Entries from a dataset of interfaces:
......

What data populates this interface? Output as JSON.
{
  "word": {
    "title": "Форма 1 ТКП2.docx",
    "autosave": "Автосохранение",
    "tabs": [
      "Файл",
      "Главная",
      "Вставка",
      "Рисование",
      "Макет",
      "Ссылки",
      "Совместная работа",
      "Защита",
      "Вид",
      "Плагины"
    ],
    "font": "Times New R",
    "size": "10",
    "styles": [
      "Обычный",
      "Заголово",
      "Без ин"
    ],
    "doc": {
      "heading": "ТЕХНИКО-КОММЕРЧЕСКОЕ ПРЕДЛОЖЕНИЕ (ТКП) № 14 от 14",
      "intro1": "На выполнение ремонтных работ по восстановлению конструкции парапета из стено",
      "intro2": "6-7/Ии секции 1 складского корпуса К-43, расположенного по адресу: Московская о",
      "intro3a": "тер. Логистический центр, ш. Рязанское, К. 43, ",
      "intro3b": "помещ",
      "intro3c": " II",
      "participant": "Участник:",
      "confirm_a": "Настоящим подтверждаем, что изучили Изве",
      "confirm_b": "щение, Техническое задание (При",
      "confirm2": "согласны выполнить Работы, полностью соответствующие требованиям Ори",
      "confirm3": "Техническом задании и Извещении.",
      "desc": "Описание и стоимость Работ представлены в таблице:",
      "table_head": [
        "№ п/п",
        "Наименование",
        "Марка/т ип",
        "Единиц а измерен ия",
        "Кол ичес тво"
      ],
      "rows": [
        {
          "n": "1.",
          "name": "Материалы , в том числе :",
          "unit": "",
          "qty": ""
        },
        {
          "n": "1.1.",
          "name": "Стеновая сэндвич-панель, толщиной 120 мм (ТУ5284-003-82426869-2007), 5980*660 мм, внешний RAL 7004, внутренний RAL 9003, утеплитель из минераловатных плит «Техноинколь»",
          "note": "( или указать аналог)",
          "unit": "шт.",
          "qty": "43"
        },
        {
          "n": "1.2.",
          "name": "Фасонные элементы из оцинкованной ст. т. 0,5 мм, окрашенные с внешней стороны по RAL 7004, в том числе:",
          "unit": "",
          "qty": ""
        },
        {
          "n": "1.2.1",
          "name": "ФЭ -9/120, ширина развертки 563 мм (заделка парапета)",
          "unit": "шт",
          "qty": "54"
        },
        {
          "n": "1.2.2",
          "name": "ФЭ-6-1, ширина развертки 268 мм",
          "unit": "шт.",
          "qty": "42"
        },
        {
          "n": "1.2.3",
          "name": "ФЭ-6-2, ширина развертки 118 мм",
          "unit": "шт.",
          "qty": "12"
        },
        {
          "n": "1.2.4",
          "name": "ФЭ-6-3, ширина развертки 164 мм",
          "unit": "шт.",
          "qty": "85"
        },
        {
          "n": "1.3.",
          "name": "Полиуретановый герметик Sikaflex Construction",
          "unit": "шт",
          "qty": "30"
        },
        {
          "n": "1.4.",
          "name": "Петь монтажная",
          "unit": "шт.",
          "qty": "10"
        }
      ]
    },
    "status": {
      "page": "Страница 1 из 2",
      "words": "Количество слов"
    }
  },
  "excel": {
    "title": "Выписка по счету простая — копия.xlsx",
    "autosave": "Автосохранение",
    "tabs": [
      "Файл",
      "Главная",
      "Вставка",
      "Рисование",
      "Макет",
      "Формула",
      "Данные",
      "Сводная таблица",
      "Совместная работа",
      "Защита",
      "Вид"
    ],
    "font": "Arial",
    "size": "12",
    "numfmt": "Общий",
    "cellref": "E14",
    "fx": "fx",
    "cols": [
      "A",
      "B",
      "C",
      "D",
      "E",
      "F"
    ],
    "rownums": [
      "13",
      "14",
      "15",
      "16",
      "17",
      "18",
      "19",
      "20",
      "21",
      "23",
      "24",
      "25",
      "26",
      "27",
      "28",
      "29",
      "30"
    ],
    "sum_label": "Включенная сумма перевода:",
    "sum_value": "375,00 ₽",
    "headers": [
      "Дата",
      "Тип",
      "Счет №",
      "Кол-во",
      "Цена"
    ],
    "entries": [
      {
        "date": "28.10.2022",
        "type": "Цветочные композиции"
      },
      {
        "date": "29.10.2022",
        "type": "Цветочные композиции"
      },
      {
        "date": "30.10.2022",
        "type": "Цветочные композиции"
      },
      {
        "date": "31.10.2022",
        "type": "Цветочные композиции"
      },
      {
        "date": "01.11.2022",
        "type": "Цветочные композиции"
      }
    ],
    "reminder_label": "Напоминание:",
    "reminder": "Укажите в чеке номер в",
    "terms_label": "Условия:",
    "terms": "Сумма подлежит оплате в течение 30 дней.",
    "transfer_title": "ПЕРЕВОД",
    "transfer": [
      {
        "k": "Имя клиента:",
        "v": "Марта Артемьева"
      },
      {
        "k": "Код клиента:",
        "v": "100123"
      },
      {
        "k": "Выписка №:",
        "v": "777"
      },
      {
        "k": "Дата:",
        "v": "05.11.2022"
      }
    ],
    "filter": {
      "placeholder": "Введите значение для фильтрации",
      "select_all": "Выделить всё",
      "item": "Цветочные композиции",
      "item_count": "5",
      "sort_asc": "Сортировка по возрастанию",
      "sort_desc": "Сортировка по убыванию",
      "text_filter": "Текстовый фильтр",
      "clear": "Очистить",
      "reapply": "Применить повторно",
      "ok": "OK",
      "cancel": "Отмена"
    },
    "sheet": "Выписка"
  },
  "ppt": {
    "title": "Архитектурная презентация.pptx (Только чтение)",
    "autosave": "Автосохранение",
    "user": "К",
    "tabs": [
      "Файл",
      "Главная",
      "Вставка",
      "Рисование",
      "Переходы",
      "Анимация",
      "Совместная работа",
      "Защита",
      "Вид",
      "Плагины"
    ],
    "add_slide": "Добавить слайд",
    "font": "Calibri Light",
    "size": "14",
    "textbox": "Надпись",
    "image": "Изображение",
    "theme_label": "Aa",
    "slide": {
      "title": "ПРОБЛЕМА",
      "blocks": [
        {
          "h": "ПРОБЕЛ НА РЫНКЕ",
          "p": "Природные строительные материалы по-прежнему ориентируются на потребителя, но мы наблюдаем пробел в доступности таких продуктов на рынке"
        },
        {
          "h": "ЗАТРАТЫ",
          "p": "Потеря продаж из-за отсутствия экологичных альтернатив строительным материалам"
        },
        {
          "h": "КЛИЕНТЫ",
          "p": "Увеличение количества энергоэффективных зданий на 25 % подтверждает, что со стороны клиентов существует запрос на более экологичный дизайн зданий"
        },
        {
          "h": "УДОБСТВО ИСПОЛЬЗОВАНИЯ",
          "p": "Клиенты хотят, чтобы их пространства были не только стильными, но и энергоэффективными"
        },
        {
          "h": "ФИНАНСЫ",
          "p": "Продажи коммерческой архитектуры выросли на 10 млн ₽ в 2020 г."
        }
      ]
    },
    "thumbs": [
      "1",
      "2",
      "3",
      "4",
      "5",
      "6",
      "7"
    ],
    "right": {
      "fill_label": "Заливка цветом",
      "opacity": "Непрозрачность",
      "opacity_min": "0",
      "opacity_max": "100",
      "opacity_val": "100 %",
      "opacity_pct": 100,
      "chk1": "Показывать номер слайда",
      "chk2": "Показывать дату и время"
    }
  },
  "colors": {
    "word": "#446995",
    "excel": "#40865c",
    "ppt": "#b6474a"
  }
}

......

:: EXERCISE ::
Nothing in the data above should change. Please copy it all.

:: SOLUTION TO THIS PROBLEM ::
What data populates this interface? Output as JSON.
{
  "word": {
    "title": "Форма 1 ТКП2.docx",
    "autosave": "Автосохранение",
    "tabs": [
      "Файл",
      "Главная",
      "Вставка",
      "Рисование",
      "Макет",
      "Ссылки",
      "Совместная работа",
      "Защита",
      "Вид",
      "Плагины"
    ],
    "font": "Times New R",
    "size": "10",
    "styles": [
      "Обычный",
      "Заголово",
      "Без ин"
    ],
    "doc": {
      "heading": "ТЕХНИКО-КОММЕРЧЕСКОЕ ПРЕДЛОЖЕНИЕ (ТКП) № 14 от 14",
      "intro1": "На выполнение ремонтных работ по восстановлению конструкции парапета из стено",
      "intro2": "6-7/Ии секции 1 складского корпуса К-43, расположенного по адресу: Московская о",
      "intro3a": "тер. Логистический центр, ш. Рязанское, К. 43, ",
      "intro3b": "помещ",
      "intro3c": " II",
      "participant": "Участник:",
      "confirm_a": "Настоящим подтверждаем, что изучили Изве",
      "confirm_b": "щение, Техническое задание (При",
      "confirm2": "согласны выполнить Работы, полностью соответствующие требованиям Ори",
      "confirm3": "Техническом задании и Извещении.",
      "desc": "Описание и стоимость Работ представлены в таблице:",
      "table_head": [
        "№ п/п",
        "Наименование",
        "Марка/т ип",
        "Единиц а измерен ия",
        "Кол ичес тво"
      ],
      "rows": [
        {
          "n": "1.",
          "name": "Материалы , в том числе :",
          "unit": "",
          "qty": ""
        },
        {
          "n": "1.1.",
          "name": "Стеновая сэндвич-панель, толщиной 120 мм (ТУ5284-003-82426869-2007), 5980*660 мм, внешний RAL 7004, внутренний RAL 9003, утеплитель из минераловатных плит «Техноинколь»",
          "note": "( или указать аналог)",
          "unit": "шт.",
          "qty": "43"
        },
        {
          "n": "1.2.",
          "name": "Фасонные элементы из оцинкованной ст. т. 0,5 мм, окрашенные с внешней стороны по RAL 7004, в том числе:",
          "unit": "",
          "qty": ""
        },
        {
          "n": "1.2.1",
          "name": "ФЭ -9/120, ширина развертки 563 мм (заделка парапета)",
          "unit": "шт",
          "qty": "54"
        },
        {
          "n": "1.2.2",
          "name": "ФЭ-6-1, ширина развертки 268 мм",
          "unit": "шт.",
          "qty": "42"
        },
        {
          "n": "1.2.3",
          "name": "ФЭ-6-2, ширина развертки 118 мм",
          "unit": "шт.",
          "qty": "12"
        },
        {
          "n": "1.2.4",
          "name": "ФЭ-6-3, ширина развертки 164 мм",
          "unit": "шт.",
          "qty": "85"
        },
        {
          "n": "1.3.",
          "name": "Полиуретановый герметик Sikaflex Construction",
          "unit": "шт",
          "qty": "30"
        },
        {
          "n": "1.4.",
          "name": "Петь монтажная",
          "unit": "шт.",
          "qty": "10"
        }
      ]
    },
    "status": {
      "page": "Страница 1 из 2",
      "words": "Количество слов"
    }
  },
  "excel": {
    "title": "Выписка по счету простая — копия.xlsx",
    "autosave": "Автосохранение",
    "tabs": [
      "Файл",
      "Главная",
      "Вставка",
      "Рисование",
      "Макет",
      "Формула",
      "Данные",
      "Сводная таблица",
      "Совместная работа",
      "Защита",
      "Вид"
    ],
    "font": "Arial",
    "size": "12",
    "numfmt": "Общий",
    "cellref": "E14",
    "fx": "fx",
    "cols": [
      "A",
      "B",
      "C",
      "D",
      "E",
      "F"
    ],
    "rownums": [
      "13",
      "14",
      "15",
      "16",
      "17",
      "18",
      "19",
      "20",
      "21",
      "23",
      "24",
      "25",
      "26",
      "27",
      "28",
      "29",
      "30"
    ],
    "sum_label": "Включенная сумма перевода:",
    "sum_value": "375,00 ₽",
    "headers": [
      "Дата",
      "Тип",
      "Счет №",
      "Кол-во",
      "Цена"
    ],
    "entries": [
      {
        "date": "28.10.2022",
        "type": "Цветочные композиции"
      },
      {
        "date": "29.10.2022",
        "type": "Цветочные композиции"
      },
      {
        "date": "30.10.2022",
        "type": "Цветочные композиции"
      },
      {
        "date": "31.10.2022",
        "type": "Цветочные композиции"
      },
      {
        "date": "01.11.2022",
        "type": "Цветочные композиции"
      }
    ],
    "reminder_label": "Напоминание:",
    "reminder": "Укажите в чеке номер в",
    "terms_label": "Условия:",
    "terms": "Сумма подлежит оплате в течение 30 дней.",
    "transfer_title": "ПЕРЕВОД",
    "transfer": [
      {
        "k": "Имя клиента:",
        "v": "Марта Артемьева"
      },
      {
        "k": "Код клиента:",
        "v": "100123"
      },
      {
        "k": "Выписка №:",
        "v": "777"
      },
      {
        "k": "Дата:",
        "v": "05.11.2022"
      }
    ],
    "filter": {
      "placeholder": "Введите значение для фильтрации",
      "select_all": "Выделить всё",
      "item": "Цветочные композиции",
      "item_count": "5",
      "sort_asc": "Сортировка по возрастанию",
      "sort_desc": "Сортировка по убыванию",
      "text_filter": "Текстовый фильтр",
      "clear": "Очистить",
      "reapply": "Применить повторно",
      "ok": "OK",
      "cancel": "Отмена"
    },
    "sheet": "Выписка"
  },
  "ppt": {
    "title": "Архитектурная презентация.pptx (Только чтение)",
    "autosave": "Автосохранение",
    "user": "К",
    "tabs": [
      "Файл",
      "Главная",
      "Вставка",
      "Рисование",
      "Переходы",
      "Анимация",
      "Совместная работа",
      "Защита",
      "Вид",
      "Плагины"
    ],
    "add_slide": "Добавить слайд",
    "font": "Calibri Light",
    "size": "14",
    "textbox": "Надпись",
    "image": "Изображение",
    "theme_label": "Aa",
    "slide": {
      "title": "ПРОБЛЕМА",
      "blocks": [
        {
          "h": "ПРОБЕЛ НА РЫНКЕ",
          "p": "Природные строительные материалы по-прежнему ориентируются на потребителя, но мы наблюдаем пробел в доступности таких продуктов на рынке"
        },
        {
          "h": "ЗАТРАТЫ",
          "p": "Потеря продаж из-за отсутствия экологичных альтернатив строительным материалам"
        },
        {
          "h": "КЛИЕНТЫ",
          "p": "Увеличение количества энергоэффективных зданий на 25 % подтверждает, что со стороны клиентов существует запрос на более экологичный дизайн зданий"
        },
        {
          "h": "УДОБСТВО ИСПОЛЬЗОВАНИЯ",
          "p": "Клиенты хотят, чтобы их пространства были не только стильными, но и энергоэффективными"
        },
        {
          "h": "ФИНАНСЫ",
          "p": "Продажи коммерческой архитектуры выросли на 10 млн ₽ в 2020 г."
        }
      ]
    },
    "thumbs": [
      "1",
      "2",
      "3",
      "4",
      "5",
      "6",
      "7"
    ],
    "right": {
      "fill_label": "Заливка цветом",
      "opacity": "Непрозрачность",
      "opacity_min": "0",
      "opacity_max": "100",
      "opacity_val": "100 %",
      "opacity_pct": 100,
      "chk1": "Показывать номер слайда",
      "chk2": "Показывать дату и время"
    }
  },
  "colors": {
    "word": "#446995",
    "excel": "#40865c",
    "ppt": "#b6474a"
  }
}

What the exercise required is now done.